- Anxiety medicines
- Appetite suppressants
- Certain types of blood pressure drugs
- Diuretics (water pills)
- Most antidepressants
- Certain pain medicines (analgesics)
Always ask your health-care provider about side effects you might have when taking a medication.
What Can I Do if I Have Too Little Saliva?
Try these tips to help keep your salivary glands healthy and your mouth moist and comfortable:
- Drink plenty of water
- Chew sugar-free gum
- Suck on sugar-free candy
If dry mouth persists, your doctor or dentist may recommend rinsing your mouth with artificial saliva. Artificial saliva is a liquid or spray sold without a prescription. It can be used as often as needed.
Artificial saliva helps keep your mouth moist and comfortable. But it doesn’t contain the proteins, minerals, and other substances found in real saliva that help with digestion.
Too Much Saliva
Too much saliva is usually not something to worry about unless it persists. It’s normal to make more or less saliva depending on what you eat or drink. Your body usually takes care of excess saliva by swallowing more.

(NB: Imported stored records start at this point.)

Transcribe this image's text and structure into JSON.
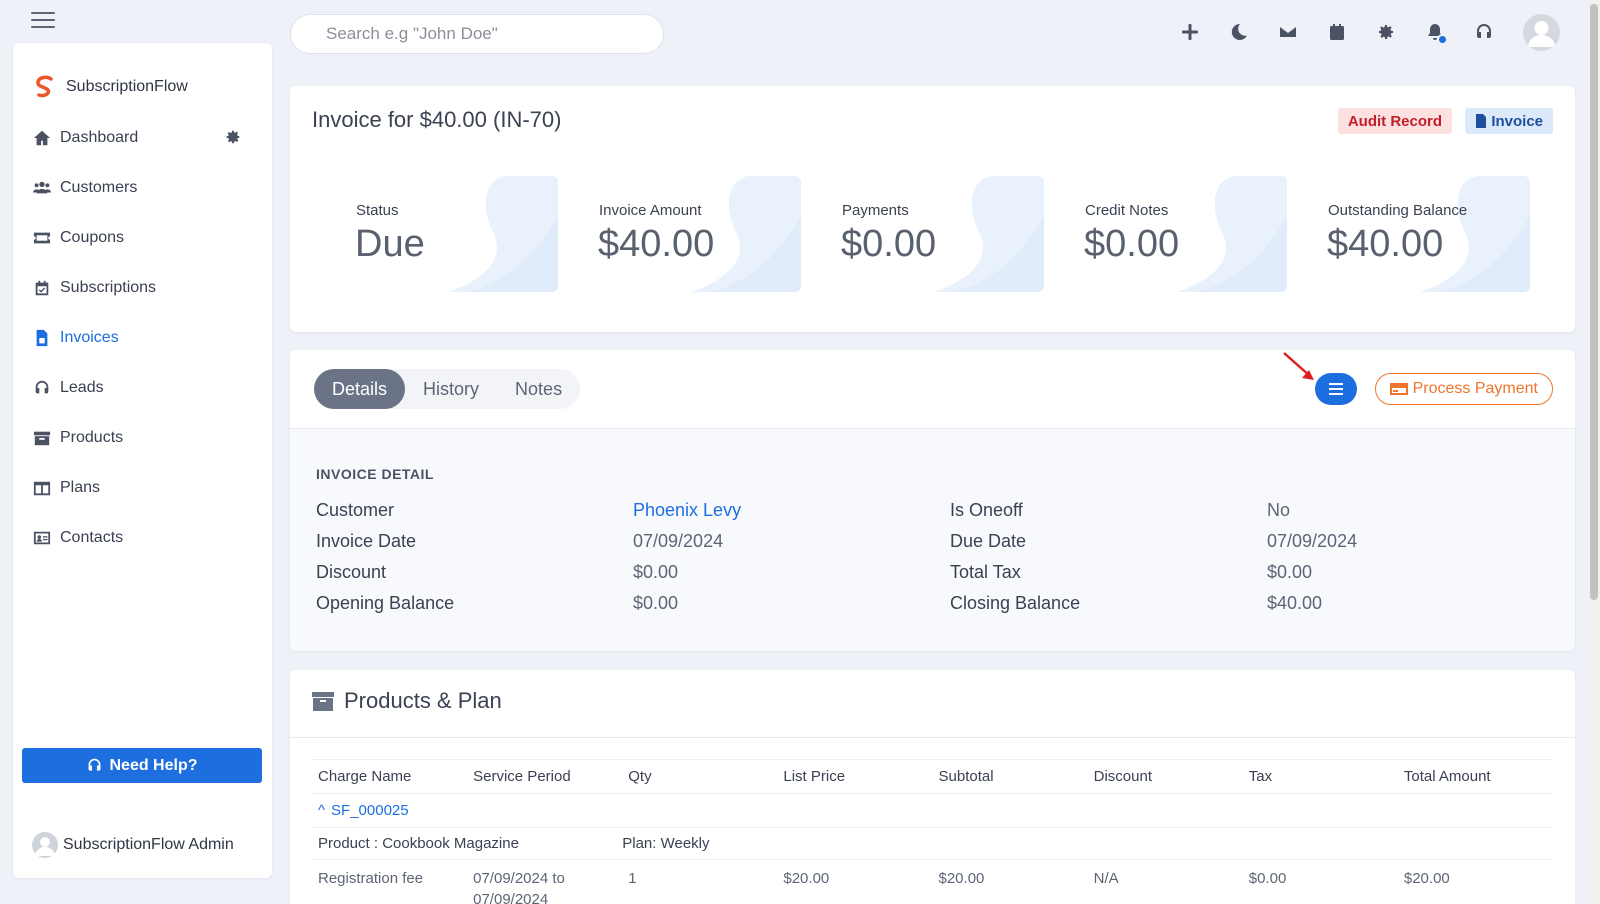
{
  "search": {
    "placeholder": "Search e.g \"John Doe\""
  },
  "topbar": {
    "icons": [
      "plus-icon",
      "moon-icon",
      "mail-icon",
      "calendar-icon",
      "gear-icon",
      "bell-icon",
      "headset-icon"
    ]
  },
  "brand": {
    "name": "SubscriptionFlow"
  },
  "sidebar": {
    "items": [
      {
        "label": "Dashboard",
        "icon": "home-icon"
      },
      {
        "label": "Customers",
        "icon": "users-icon"
      },
      {
        "label": "Coupons",
        "icon": "ticket-icon"
      },
      {
        "label": "Subscriptions",
        "icon": "calendar-check-icon"
      },
      {
        "label": "Invoices",
        "icon": "file-invoice-icon",
        "active": true
      },
      {
        "label": "Leads",
        "icon": "headset-icon"
      },
      {
        "label": "Products",
        "icon": "archive-icon"
      },
      {
        "label": "Plans",
        "icon": "columns-icon"
      },
      {
        "label": "Contacts",
        "icon": "address-card-icon"
      }
    ],
    "help_label": "Need Help?",
    "admin_name": "SubscriptionFlow Admin"
  },
  "invoice": {
    "title": "Invoice for $40.00 (IN-70)",
    "tag_audit": "Audit Record",
    "tag_invoice": "Invoice",
    "stats": [
      {
        "label": "Status",
        "value": "Due"
      },
      {
        "label": "Invoice Amount",
        "value": "$40.00"
      },
      {
        "label": "Payments",
        "value": "$0.00"
      },
      {
        "label": "Credit Notes",
        "value": "$0.00"
      },
      {
        "label": "Outstanding Balance",
        "value": "$40.00"
      }
    ]
  },
  "tabs": [
    "Details",
    "History",
    "Notes"
  ],
  "actions": {
    "process_payment": "Process Payment"
  },
  "detail": {
    "heading": "INVOICE DETAIL",
    "rows": [
      {
        "l1": "Customer",
        "v1": "Phoenix Levy",
        "l2": "Is Oneoff",
        "v2": "No"
      },
      {
        "l1": "Invoice Date",
        "v1": "07/09/2024",
        "l2": "Due Date",
        "v2": "07/09/2024"
      },
      {
        "l1": "Discount",
        "v1": "$0.00",
        "l2": "Total Tax",
        "v2": "$0.00"
      },
      {
        "l1": "Opening Balance",
        "v1": "$0.00",
        "l2": "Closing Balance",
        "v2": "$40.00"
      }
    ]
  },
  "products": {
    "title": "Products & Plan",
    "columns": [
      "Charge Name",
      "Service Period",
      "Qty",
      "List Price",
      "Subtotal",
      "Discount",
      "Tax",
      "Total Amount"
    ],
    "subscription": "SF_000025",
    "product_label": "Product : Cookbook Magazine",
    "plan_label": "Plan: Weekly",
    "row": {
      "charge": "Registration fee",
      "period_line1": "07/09/2024 to",
      "period_line2": "07/09/2024",
      "qty": "1",
      "list_price": "$20.00",
      "subtotal": "$20.00",
      "discount": "N/A",
      "tax": "$0.00",
      "total": "$20.00"
    }
  },
  "colors": {
    "accent": "#1d6fe0",
    "payment": "#f0752c",
    "audit_bg": "#fde1e1",
    "audit_text": "#c0202a"
  }
}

You can make too much saliva if:
- One or more salivary gland is overactive
- You have problems swallowing
It is normal for your salivary glands to go into overdrive when you eat very spicy foods. Taste buds on your tongue play a big role in how much saliva you make. Pop something spicy or very sour in your mouth and your taste buds react by telling your body to make more saliva. Acidic foods tend to trigger a lot more saliva than sweet foods. If excess saliva bothers you, try changing your diet.
If you have a lot of saliva all the time, tell your health-care provider. It could be the side effect of a medication or the result of a medical condition or disease.
If you have problems swallowing, you may feel like you have a lot of saliva in your mouth and may drool. Chronic drooling is most often seen in people who have poor muscle control in the face and mouth.
Diseases and health conditions that can cause too much saliva include:
- Amyotrophic lateral sclerosis (ALS), also called Lou Gehrig’s disease
- Bell’s palsy
- Cerebral palsy
- Gastroesophageal reflux disease (GERD)
- Enlarged tongue (macroglossia)
- Intellectual disability
- Parkinson’s disease
- Pregnancy (usually seen in those with extreme nausea and vomiting)
Medications that can cause too much saliva include:
- Some seizure medicines such as Klonopin (clonazepam)
- Schizophrenia medicine called clozapine (Clozaril, Fazaclo ODT)
- Salagen (pilocarpine), used to treat dry mouth in people who have radiation therapy
There are many medical names for excess saliva. What your doctor calls it depends on what is causing the excess saliva. Hypersalivation and sialorrhea are general terms for increased saliva.
What Can I Do if I Have Too Much Saliva?
Treatment for excessive saliva depends on what is causing the problem. It may include:
- Prescription medicine
- Botox shots
Your doctor will probably first recommend a prescription medicine to help reduce the amount of saliva you make. Such medicines include glycopyrrolate and scopolamine. Common side effects include problems urinating, a fast heartbeat, dizziness, blurred vision, and sleepiness.
If you have severe drooling, your doctor may suggest Botox injections into one or more salivary glands. This treatment is considered safe, but results only last a few months. You will need to have more Botox shots in the future.
Surgery to remove a salivary gland or re-route a salivary duct may be done in severe cases. This type of surgery usually provides a permanent cure for excess saliva.